▶ Goal of the exercise: In your answer, set down the records below exactly as they stand, omitting pictures.

(Data provided Opens)

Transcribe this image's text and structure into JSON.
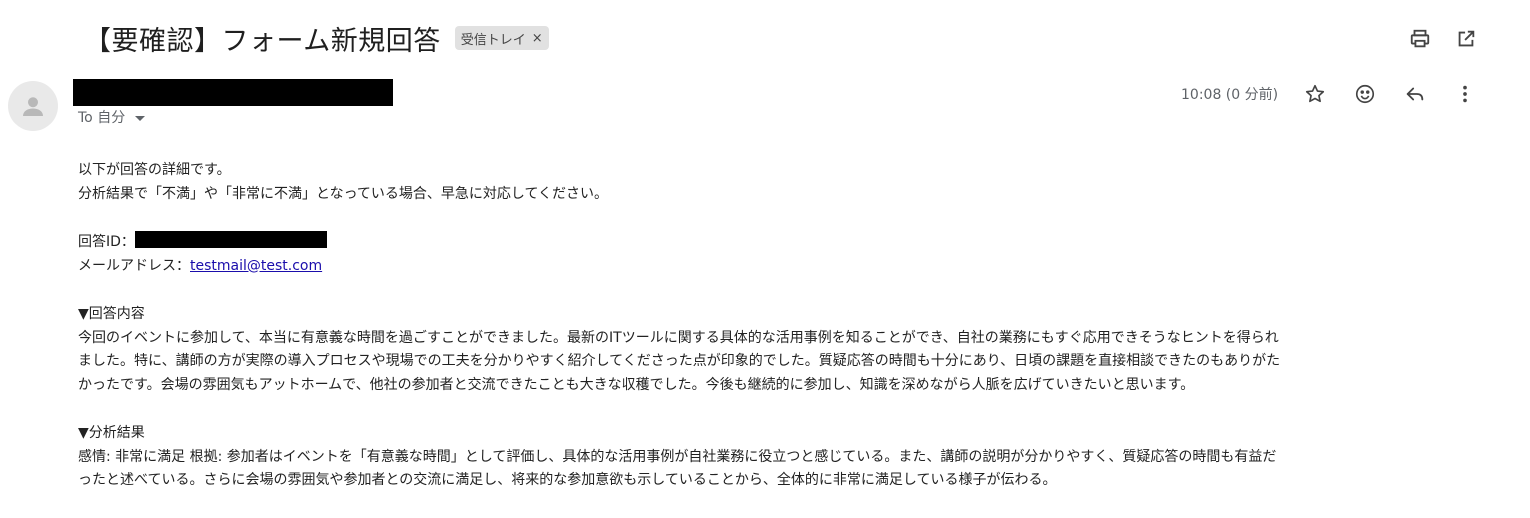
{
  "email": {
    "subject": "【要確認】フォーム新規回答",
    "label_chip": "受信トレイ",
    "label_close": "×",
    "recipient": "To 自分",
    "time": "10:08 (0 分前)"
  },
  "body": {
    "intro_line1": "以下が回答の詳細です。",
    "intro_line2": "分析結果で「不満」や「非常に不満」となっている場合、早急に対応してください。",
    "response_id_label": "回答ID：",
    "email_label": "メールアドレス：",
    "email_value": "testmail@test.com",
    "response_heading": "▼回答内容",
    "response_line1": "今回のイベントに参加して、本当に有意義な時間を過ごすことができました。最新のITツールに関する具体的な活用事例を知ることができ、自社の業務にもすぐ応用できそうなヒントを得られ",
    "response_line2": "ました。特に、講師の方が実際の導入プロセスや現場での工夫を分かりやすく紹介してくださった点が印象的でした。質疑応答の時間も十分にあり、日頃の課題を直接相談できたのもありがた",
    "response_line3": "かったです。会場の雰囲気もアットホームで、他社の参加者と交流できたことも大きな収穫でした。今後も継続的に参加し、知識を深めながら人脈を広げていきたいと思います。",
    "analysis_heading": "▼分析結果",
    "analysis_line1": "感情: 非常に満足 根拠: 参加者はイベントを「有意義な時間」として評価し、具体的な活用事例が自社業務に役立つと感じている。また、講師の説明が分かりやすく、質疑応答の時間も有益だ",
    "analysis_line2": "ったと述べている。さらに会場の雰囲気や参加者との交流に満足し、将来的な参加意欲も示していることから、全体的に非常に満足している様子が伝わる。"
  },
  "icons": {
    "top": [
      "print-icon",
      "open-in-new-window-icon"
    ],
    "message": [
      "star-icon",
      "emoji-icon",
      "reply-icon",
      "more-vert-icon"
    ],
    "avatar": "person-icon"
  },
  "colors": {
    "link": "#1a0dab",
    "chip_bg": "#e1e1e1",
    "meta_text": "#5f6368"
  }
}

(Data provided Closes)

▶ Result for this exercise:
Transcribe this image's text and structure into JSON.
{
  "email": {
    "subject": "【要確認】フォーム新規回答",
    "label_chip": "受信トレイ",
    "label_close": "×",
    "recipient": "To 自分",
    "time": "10:08 (0 分前)"
  },
  "body": {
    "intro_line1": "以下が回答の詳細です。",
    "intro_line2": "分析結果で「不満」や「非常に不満」となっている場合、早急に対応してください。",
    "response_id_label": "回答ID：",
    "email_label": "メールアドレス：",
    "email_value": "testmail@test.com",
    "response_heading": "▼回答内容",
    "response_line1": "今回のイベントに参加して、本当に有意義な時間を過ごすことができました。最新のITツールに関する具体的な活用事例を知ることができ、自社の業務にもすぐ応用できそうなヒントを得られ",
    "response_line2": "ました。特に、講師の方が実際の導入プロセスや現場での工夫を分かりやすく紹介してくださった点が印象的でした。質疑応答の時間も十分にあり、日頃の課題を直接相談できたのもありがた",
    "response_line3": "かったです。会場の雰囲気もアットホームで、他社の参加者と交流できたことも大きな収穫でした。今後も継続的に参加し、知識を深めながら人脈を広げていきたいと思います。",
    "analysis_heading": "▼分析結果",
    "analysis_line1": "感情: 非常に満足 根拠: 参加者はイベントを「有意義な時間」として評価し、具体的な活用事例が自社業務に役立つと感じている。また、講師の説明が分かりやすく、質疑応答の時間も有益だ",
    "analysis_line2": "ったと述べている。さらに会場の雰囲気や参加者との交流に満足し、将来的な参加意欲も示していることから、全体的に非常に満足している様子が伝わる。"
  },
  "icons": {
    "top": [
      "print-icon",
      "open-in-new-window-icon"
    ],
    "message": [
      "star-icon",
      "emoji-icon",
      "reply-icon",
      "more-vert-icon"
    ],
    "avatar": "person-icon"
  },
  "colors": {
    "link": "#1a0dab",
    "chip_bg": "#e1e1e1",
    "meta_text": "#5f6368"
  }
}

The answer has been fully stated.